training

Training is to cause the branches to grow in a particular direction or fashion. The primary object of training and pruning fruit trees is to manage light. Shading of one leaf by another reduces light interception of the shaded leaf by 90% and thus reduces photosynthesis by 28%. About 30% of full sunlight is required to achieve the maximum rate of photosynthesis. In gardens, a secondary reason to train and prune trees is to improve aesthetics.

Limb orientation is an important factor in productivity. Branches that are growing mostly upward are vegetatively vigorous, but not fruitful. Branches that are growing mostly horizontal are very fruitful, but have too little vegetative vigor. The ideal branch angle is about 30° to 45° above horizontal. This allows for vegetative growth while providing as much fruitfulness as possible. It creates a balance between growth and fruiting. Careful bending of young branches, and holding these branches horizontally with string or weights, will help bring young trees into production.
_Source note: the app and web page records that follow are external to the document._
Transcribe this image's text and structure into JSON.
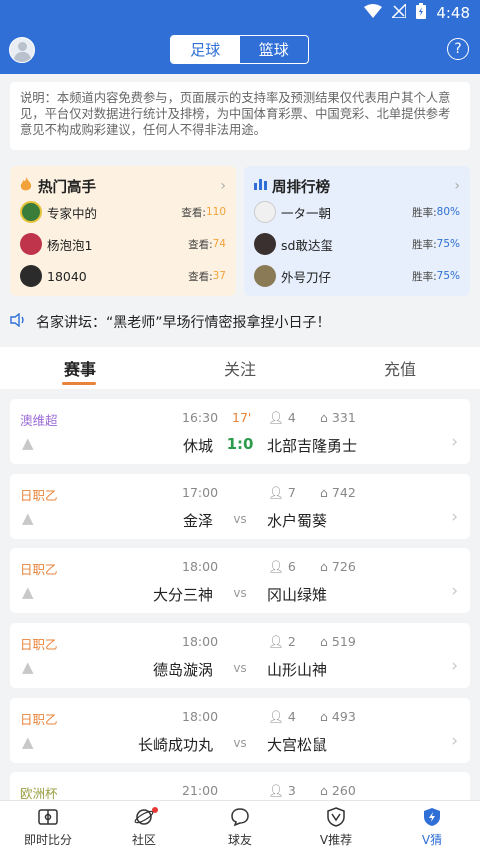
{
  "statusbar": {
    "time": "4:48"
  },
  "header": {
    "tabs": [
      "足球",
      "篮球"
    ],
    "help": "?"
  },
  "notice": {
    "text": "说明：本频道内容免费参与，页面展示的支持率及预测结果仅代表用户其个人意见，平台仅对数据进行统计及排榜，为中国体育彩票、中国竞彩、北单提供参考意见不构成购彩建议，任何人不得非法用途。"
  },
  "hot": {
    "title": "热门高手",
    "rows": [
      {
        "name": "专家中的",
        "label": "查看:",
        "count": "110"
      },
      {
        "name": "杨泡泡1",
        "label": "查看:",
        "count": "74"
      },
      {
        "name": "18040",
        "label": "查看:",
        "count": "37"
      }
    ]
  },
  "rank": {
    "title": "周排行榜",
    "rows": [
      {
        "name": "一タ一朝",
        "label": "胜率:",
        "rate": "80%"
      },
      {
        "name": "sd敢达玺",
        "label": "胜率:",
        "rate": "75%"
      },
      {
        "name": "外号刀仔",
        "label": "胜率:",
        "rate": "75%"
      }
    ]
  },
  "news": {
    "text": "名家讲坛：“黑老师”早场行情密报拿捏小日子！"
  },
  "tabs": [
    "赛事",
    "关注",
    "充值"
  ],
  "matches": [
    {
      "league": "澳维超",
      "time": "16:30",
      "minute": "17'",
      "c1": "4",
      "c2": "331",
      "home": "休城",
      "mid": "1:0",
      "away": "北部吉隆勇士"
    },
    {
      "league": "日职乙",
      "time": "17:00",
      "minute": "",
      "c1": "7",
      "c2": "742",
      "home": "金泽",
      "mid": "vs",
      "away": "水户蜀葵"
    },
    {
      "league": "日职乙",
      "time": "18:00",
      "minute": "",
      "c1": "6",
      "c2": "726",
      "home": "大分三神",
      "mid": "vs",
      "away": "冈山绿雉"
    },
    {
      "league": "日职乙",
      "time": "18:00",
      "minute": "",
      "c1": "2",
      "c2": "519",
      "home": "德岛漩涡",
      "mid": "vs",
      "away": "山形山神"
    },
    {
      "league": "日职乙",
      "time": "18:00",
      "minute": "",
      "c1": "4",
      "c2": "493",
      "home": "长崎成功丸",
      "mid": "vs",
      "away": "大宫松鼠"
    },
    {
      "league": "欧洲杯",
      "time": "21:00",
      "minute": "",
      "c1": "3",
      "c2": "260",
      "home": "",
      "mid": "",
      "away": ""
    }
  ],
  "bottom_nav": [
    "即时比分",
    "社区",
    "球友",
    "V推荐",
    "V猜"
  ],
  "colors": {
    "brand": "#2f6fd6",
    "accent": "#e8833a",
    "score": "#2c9b4b"
  }
}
Many different approaches have been used to train or position limbs.  Spreading involves using wooden sticks or metal rods to push branches downward.  Tying involves using string or twine to pull branches downward. The twine can be connected to a stout stake or to a nail or screw in the base of the tree stake.  Weighting involves fastening small weights on branches to pull them downward. Filling small paper cups with concrete makes a simple weight. Put a J-shaped piece of wire in the cup while the cement is wet to form a hook for hanging the weight in the tree. Trellising can also be used for limb positioning.  Many different types of trellises can be used for fruit trees. Some are very elaborate such as espalier. Others simply consist of two to three horizontal wires connected to strong posts. Limbs are attached to the wires to hold them in the desired position. Trellises can also help support a growing crop. Trellis systems don’t work very well for stone fruits.